One only can imagine the objections we would hear today from TAC and conservative journalists such as Tucker Carlson if such a deregulatory proposal was to be presented today. "What about economic concentration?" "The railroads will jack up prices!" "Good service will disappear!" "What about safety?" "Won’t there be more derailments and rail accidents?" And so on.

The conservative case against free markets is based on the belief that if change disrupts the status quo in any way, or if companies impose cost reductions that result in a shifting of employment — or even some layoffs — then government should step in and take control. Now, I should add that the conservatives are not advocating outright state ownership or control — or at least that is what they are saying.

Of course, the notion that government will just regulate a little bit and only restrict a few things is fantasy. Likewise, anyone who believes that government regulation will reduce alleged economic concentration does not know the history of regulation. Before the late 1970s and early 1980s, the government essentially organized several industries into regulatory cartels, including passenger airlines, trucking, railroads, banking, and telecommunications. One might recall the numerous railroad bankruptcies that resulted in the formation of Conrail, which was nothing more than a government rail firm that covered the East Coast.

Telecommunications? The only game in town was AT&T and phone service was primitive compared to what it would become only a decade after the end the old regulatory regime. A relative free market transformed the rail industry, and trucking also has vastly increased its hauls. These industries are much more competitive now that government does not control rates and routes.

Since 1980, American living standards have increased in ways that no one then could have predicted. Free markets have played a major role, and one would think that conservatives would appreciate that fact. Instead, they present a picture of wise and paternalistic government that somehow can provide prosperity but still preserve our imaginary Norman Rockwell world.

Author:

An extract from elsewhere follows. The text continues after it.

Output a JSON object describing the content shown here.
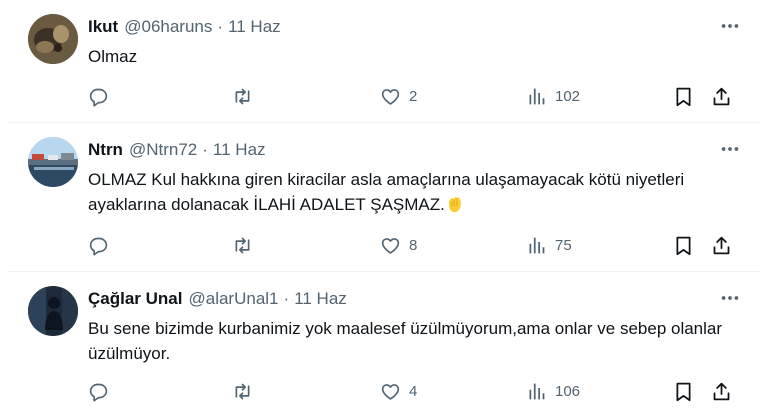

Contact William L. Anderson

William L. Anderson is a professor of economics at Frostburg State University in Frostburg, Maryland.

Image source:

Add Comment

Shield icon wire